Aeronaut on its way…

AeronautRemember what I said about one-bag travel? Well, I’m determined to use only one carry on bag on my trip to Europe next month, and to make that possible, I’ve taken the first step: I’ve ordered a soft bag to replace my roller. After months of research, I’ve settled on the Tom Bihn Aeronaut. From everything I read, the bag looks well designed, made of the best material, and is light and well balanced. I’ve also picked up a few packing cubes and the much-praised Absolute Strap. For those of you who have had your luggage misplaced by an airline way too many times, I shall be documenting my packing techniques and how one-bag traveling worked for me. Trust me, once you go carry on, you can never go back to checked luggage.

Update:

I got my Aeronaut today! It’s Friday, April 25th and I’m really impressed with how fast the Tom Bihn folks ship things. The store is in Seattle and depending on when I place my order, I have it on the next day or the day after. Pretty impressive. I really liked the bag. It looks very well made, the parts are really high quality. I’ll place some pictures up when I start packing it.

Bicycles as public transit

I wrote about Bicing, Barcelona’s new bicycle-sharing program, a little while ago. It came into effect the day we left Barcelona, back in May, so we didn’t have a chance to use it when we lived there. We finally got a chance to see it in practice when we were there over the Christmas holidays. I’m sold!

The system is simple – for 24 euros/year you can get a card that allows you to check out bicycles from any of the hundreds of spots around the city. The first half an hour is free, then you pay 30 cents for every half an hour up to 2 hours. After that you pay a higher fine. The point is that you shouldn’t need more than half an hour to get from point A to point B, where you can drop off the bike in another bike stand. Joy and Jesús lent us their cards and off we went around the city in our bikes!

Bicing Stands

Taking pictures

We even took a bike to go only 3 blocks!!

To our delight, our other favourite city also started a similar service! Called Velib’, the Parisian system was equally ubiquitous and open to all.  There it costs 29 euros/year or 5 euro/week, 1 euro/day. We saw the bike stands all over the place but didn’t use it because it was a bit too cold when we were there.

Velib Velib

Public Transit

When I first got to Canada, I was very impressed by the efficiency of the public transit system.
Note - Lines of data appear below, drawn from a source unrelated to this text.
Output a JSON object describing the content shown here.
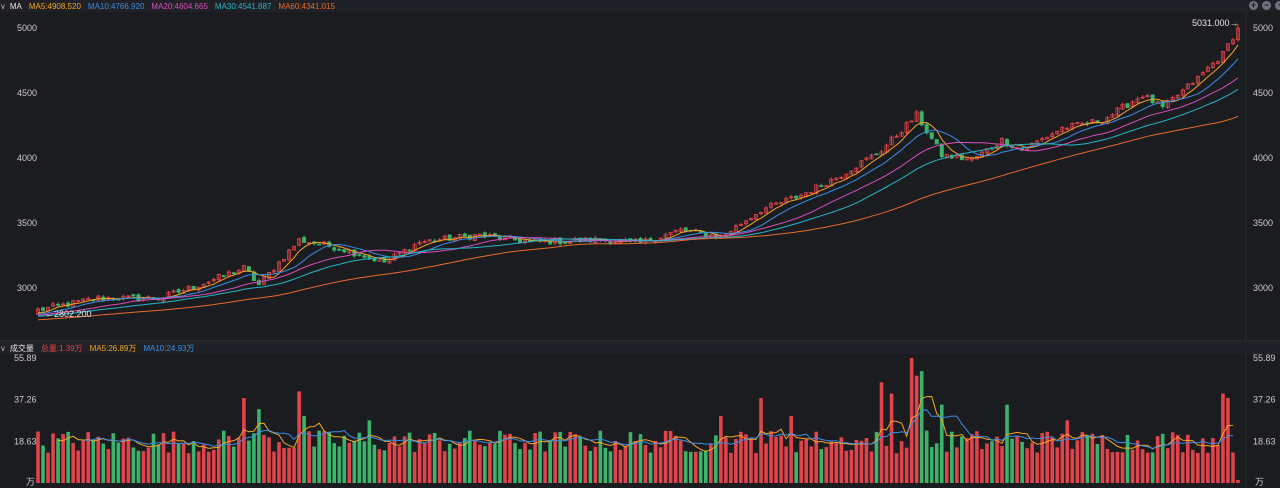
{
  "header": {
    "title": "MA",
    "legend": [
      {
        "label": "MA5:4908.520",
        "color": "#f5a623"
      },
      {
        "label": "MA10:4766.920",
        "color": "#3a8ee6"
      },
      {
        "label": "MA20:4604.665",
        "color": "#d94fbf"
      },
      {
        "label": "MA30:4541.887",
        "color": "#28b5c9"
      },
      {
        "label": "MA60:4341.015",
        "color": "#e86a2b"
      }
    ],
    "icons": [
      "plus-circle-icon",
      "minus-circle-icon",
      "settings-icon"
    ]
  },
  "volume_header": {
    "title": "成交量",
    "legend": [
      {
        "label": "总量:1.39万",
        "color": "#e0434a"
      },
      {
        "label": "MA5:26.89万",
        "color": "#f5a623"
      },
      {
        "label": "MA10:24.93万",
        "color": "#3a8ee6"
      }
    ]
  },
  "colors": {
    "up": "#e0434a",
    "down": "#3bb36b",
    "background": "#1b1c20"
  },
  "chart_data": [
    {
      "type": "candlestick",
      "title": "MA",
      "count": 240,
      "ylim": [
        2700,
        5060
      ],
      "yticks": [
        "5000",
        "4500",
        "4000",
        "3500",
        "3000"
      ],
      "ytick_values": [
        5000,
        4500,
        4000,
        3500,
        3000
      ],
      "close_anchors": [
        [
          0,
          2830
        ],
        [
          12,
          2923
        ],
        [
          24,
          2920
        ],
        [
          32,
          3023
        ],
        [
          41,
          3154
        ],
        [
          44,
          3023
        ],
        [
          52,
          3370
        ],
        [
          60,
          3308
        ],
        [
          69,
          3200
        ],
        [
          76,
          3354
        ],
        [
          88,
          3408
        ],
        [
          98,
          3354
        ],
        [
          112,
          3370
        ],
        [
          120,
          3346
        ],
        [
          128,
          3446
        ],
        [
          136,
          3392
        ],
        [
          144,
          3600
        ],
        [
          152,
          3715
        ],
        [
          160,
          3870
        ],
        [
          168,
          4062
        ],
        [
          175,
          4330
        ],
        [
          180,
          4023
        ],
        [
          186,
          3985
        ],
        [
          192,
          4138
        ],
        [
          196,
          4062
        ],
        [
          204,
          4230
        ],
        [
          212,
          4290
        ],
        [
          220,
          4485
        ],
        [
          224,
          4385
        ],
        [
          231,
          4615
        ],
        [
          236,
          4800
        ],
        [
          239,
          5000
        ]
      ],
      "max_marker": {
        "label": "5031.000→",
        "value": 5031.0
      },
      "min_marker": {
        "label": "←2802.200",
        "value": 2802.2
      },
      "ma_periods": [
        5,
        10,
        20,
        30,
        60
      ]
    },
    {
      "type": "bar",
      "title": "成交量",
      "unit": "万",
      "ylim": [
        0,
        55.89
      ],
      "yticks": [
        "55.89",
        "37.26",
        "18.63"
      ],
      "ytick_values": [
        55.89,
        37.26,
        18.63
      ],
      "base_level": 19,
      "spikes": [
        [
          41,
          38
        ],
        [
          44,
          33
        ],
        [
          52,
          41
        ],
        [
          53,
          30
        ],
        [
          66,
          28
        ],
        [
          94,
          22
        ],
        [
          136,
          30
        ],
        [
          144,
          38
        ],
        [
          150,
          30
        ],
        [
          168,
          45
        ],
        [
          170,
          40
        ],
        [
          174,
          55.89
        ],
        [
          175,
          48
        ],
        [
          176,
          50
        ],
        [
          180,
          35
        ],
        [
          193,
          35
        ],
        [
          205,
          28
        ],
        [
          236,
          40
        ],
        [
          237,
          38
        ]
      ],
      "last_value": 1.39,
      "ma_periods": [
        5,
        10
      ]
    }
  ]
}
Used to the chaos of public transit in Rio, where different companies ran different bus lines, bus stops were mere suggestions and where a transit map is unknown, Montreal’s public transit was a dream. Toronto’s is even better – although the fare system is simply stupid, but don’t get me going on that. That was until I went to Europe and realized how far we have yet to go with public transit. Direct train connection to airports, high speed trains, trams…. Some of the things I really liked in Barcelona were the tram, the new bike system, and the more reasonable fare system. While the city of Toronto is still talking to its citizen to see what they think of a light rail network in about 20 years, many European cities have had them for years…
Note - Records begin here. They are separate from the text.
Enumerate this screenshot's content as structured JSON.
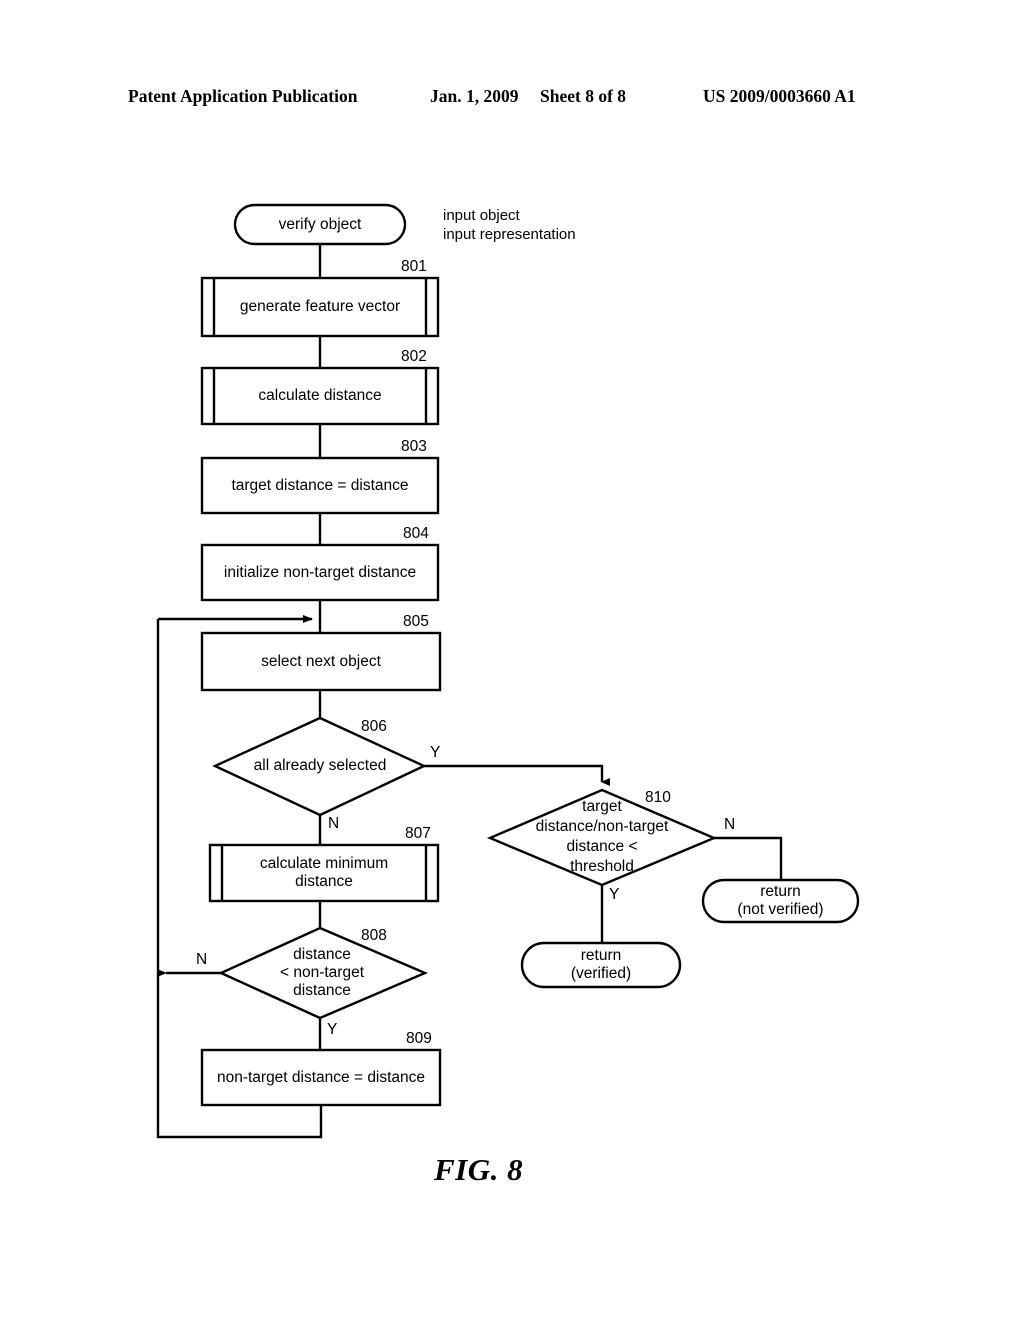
{
  "header": {
    "publication": "Patent Application Publication",
    "date": "Jan. 1, 2009",
    "sheet": "Sheet 8 of 8",
    "number": "US 2009/0003660 A1"
  },
  "figure": {
    "caption": "FIG. 8",
    "note": "input object\ninput representation"
  },
  "flowchart": {
    "nodes": [
      {
        "id": "start",
        "shape": "terminator",
        "label": "verify object",
        "ref": ""
      },
      {
        "id": "n801",
        "shape": "subroutine",
        "label": "generate feature vector",
        "ref": "801"
      },
      {
        "id": "n802",
        "shape": "subroutine",
        "label": "calculate distance",
        "ref": "802"
      },
      {
        "id": "n803",
        "shape": "process",
        "label": "target distance = distance",
        "ref": "803"
      },
      {
        "id": "n804",
        "shape": "process",
        "label": "initialize non-target distance",
        "ref": "804"
      },
      {
        "id": "n805",
        "shape": "process",
        "label": "select next object",
        "ref": "805"
      },
      {
        "id": "n806",
        "shape": "decision",
        "label": "all already selected",
        "ref": "806"
      },
      {
        "id": "n807",
        "shape": "subroutine",
        "label": "calculate minimum\ndistance",
        "ref": "807"
      },
      {
        "id": "n808",
        "shape": "decision",
        "label": "distance\n< non-target\ndistance",
        "ref": "808"
      },
      {
        "id": "n809",
        "shape": "process",
        "label": "non-target distance = distance",
        "ref": "809"
      },
      {
        "id": "n810",
        "shape": "decision",
        "label": "target\ndistance/non-target\ndistance <\nthreshold",
        "ref": "810"
      },
      {
        "id": "ret_verified",
        "shape": "terminator",
        "label": "return\n(verified)",
        "ref": ""
      },
      {
        "id": "ret_not",
        "shape": "terminator",
        "label": "return\n(not verified)",
        "ref": ""
      }
    ],
    "branch_labels": {
      "n806_yes": "Y",
      "n806_no": "N",
      "n808_no": "N",
      "n808_yes": "Y",
      "n810_yes": "Y",
      "n810_no": "N"
    }
  },
  "colors": {
    "ink": "#000000",
    "paper": "#ffffff"
  }
}
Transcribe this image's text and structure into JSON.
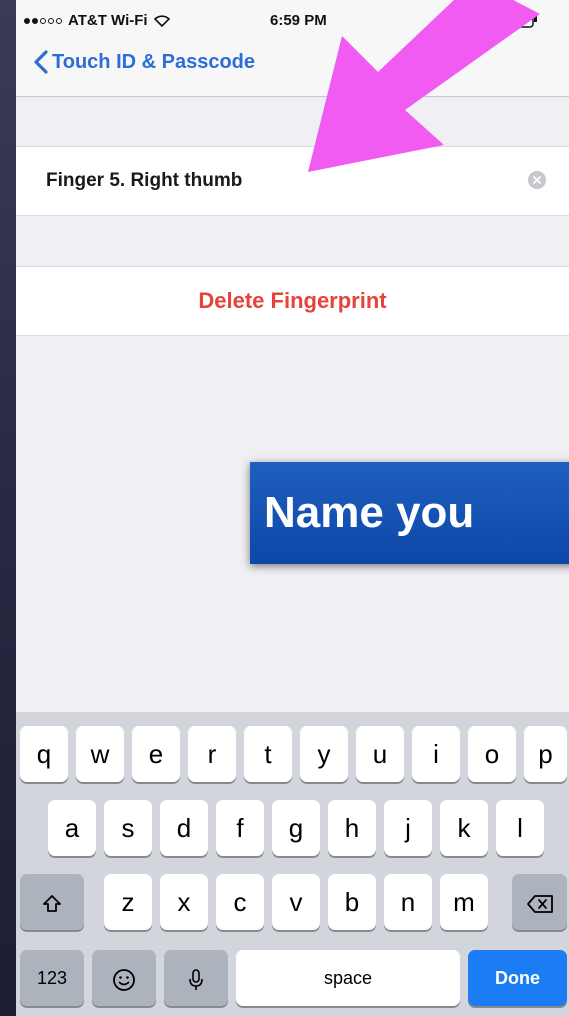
{
  "status_bar": {
    "carrier": "AT&T Wi-Fi",
    "time": "6:59 PM"
  },
  "nav": {
    "back_label": "Touch ID & Passcode",
    "accent_color": "#2d6dd8"
  },
  "fingerprint_name": {
    "value": "Finger 5. Right thumb"
  },
  "delete_button": {
    "label": "Delete Fingerprint",
    "color": "#e5443b"
  },
  "overlay": {
    "banner_text": "Name you",
    "arrow_color": "#f25bf2"
  },
  "keyboard": {
    "row1": [
      "q",
      "w",
      "e",
      "r",
      "t",
      "y",
      "u",
      "i",
      "o",
      "p"
    ],
    "row2": [
      "a",
      "s",
      "d",
      "f",
      "g",
      "h",
      "j",
      "k",
      "l"
    ],
    "row3": [
      "z",
      "x",
      "c",
      "v",
      "b",
      "n",
      "m"
    ],
    "numbers_label": "123",
    "space_label": "space",
    "done_label": "Done",
    "icons": [
      "shift-icon",
      "backspace-icon",
      "emoji-icon",
      "microphone-icon"
    ]
  }
}
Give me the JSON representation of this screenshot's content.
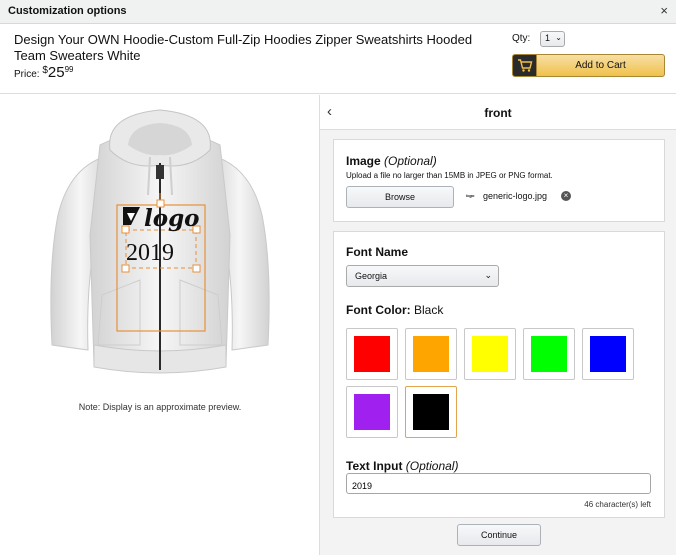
{
  "window": {
    "title": "Customization options",
    "close_symbol": "×"
  },
  "product": {
    "title": "Design Your OWN Hoodie-Custom Full-Zip Hoodies Zipper Sweatshirts Hooded Team Sweaters White",
    "price_label": "Price:",
    "price_symbol": "$",
    "price_whole": "25",
    "price_fraction": "99"
  },
  "qty": {
    "label": "Qty:",
    "value": "1"
  },
  "cart": {
    "label": "Add to Cart"
  },
  "preview": {
    "logo_text": "logo",
    "custom_text": "2019",
    "note": "Note: Display is an approximate preview."
  },
  "panel": {
    "back_symbol": "‹",
    "title": "front"
  },
  "image_section": {
    "title": "Image",
    "optional": "(Optional)",
    "help": "Upload a file no larger than 15MB in JPEG or PNG format.",
    "browse_label": "Browse",
    "thumb_text": "logo",
    "file_name": "generic-logo.jpg",
    "remove_symbol": "×"
  },
  "font_section": {
    "name_title": "Font Name",
    "selected_font": "Georgia",
    "color_title": "Font Color:",
    "selected_color": "Black",
    "swatches": [
      {
        "name": "Red",
        "color": "#ff0000"
      },
      {
        "name": "Orange",
        "color": "#ffa500"
      },
      {
        "name": "Yellow",
        "color": "#ffff00"
      },
      {
        "name": "Green",
        "color": "#00ff00"
      },
      {
        "name": "Blue",
        "color": "#0000ff"
      },
      {
        "name": "Purple",
        "color": "#a020f0"
      },
      {
        "name": "Black",
        "color": "#000000"
      }
    ]
  },
  "text_section": {
    "title": "Text Input",
    "optional": "(Optional)",
    "value": "2019",
    "char_left": "46 character(s) left"
  },
  "continue_label": "Continue",
  "colors": {
    "accent": "#f0c14b",
    "selection": "#e3a44e"
  }
}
Maclean’s has an interesting article about this.

Fuel-efficient public transit

This past week the city of Barcelona inaugurated a new extension to their public transit system. It’s environment-friendly and has already been introduced with success in cities like Oslo and  Stockholm .

Meet Bicing:

Bicing

The idea is simple and brilliant. For 24 euros/year* you can get a card from the city hall that allows you to check out automatically a bicycle at numerous points in the city (mostly at every metro station, train station and major hubs) and use it for free for half an hour. It’s supposed to be an extension of the transit system. You get a bicycle at one station, cycle it to where you are going and drop it off at the nearest drop-off point to your destination. Half an hour is enough to cross most of the city but if you need more time you pay 30 cents for every half hour up to two hours. After two hours you are penalized and may lose your card. It’s all self-service and Bicing is available from 5 am to midnight during the week and 24 hours on the weekend.

I think it’s brilliant. It would really have helped me if this service had been in place this past year. I lived right around the corner from a metro station and work right across the station from another station. Unfortunately the stations were on very different lines, which meant subway was out for me as an option to get to work. Instead I took a bus that took anywhere from 10 mins to 30 mins, depending on when the bus passed by the stop. I often wished I had a bicycle because the whole route to work had big cycling lanes and it was a pretty straight path – down Diagonal to Marina & down Marina to the archives. It would probably have taken me 5-10 mins on a bike! Oh well, maybe next time….

Right now there are 200 bicycles distributed on 14 stations. On May 1st there will be 750 bicycles on 50 stations and by July 1st 1,500 bicycles over 100 stations.

This city is amazing… You can get more info here.

* If you join before July 7th, the card costs only 6 euros for the year.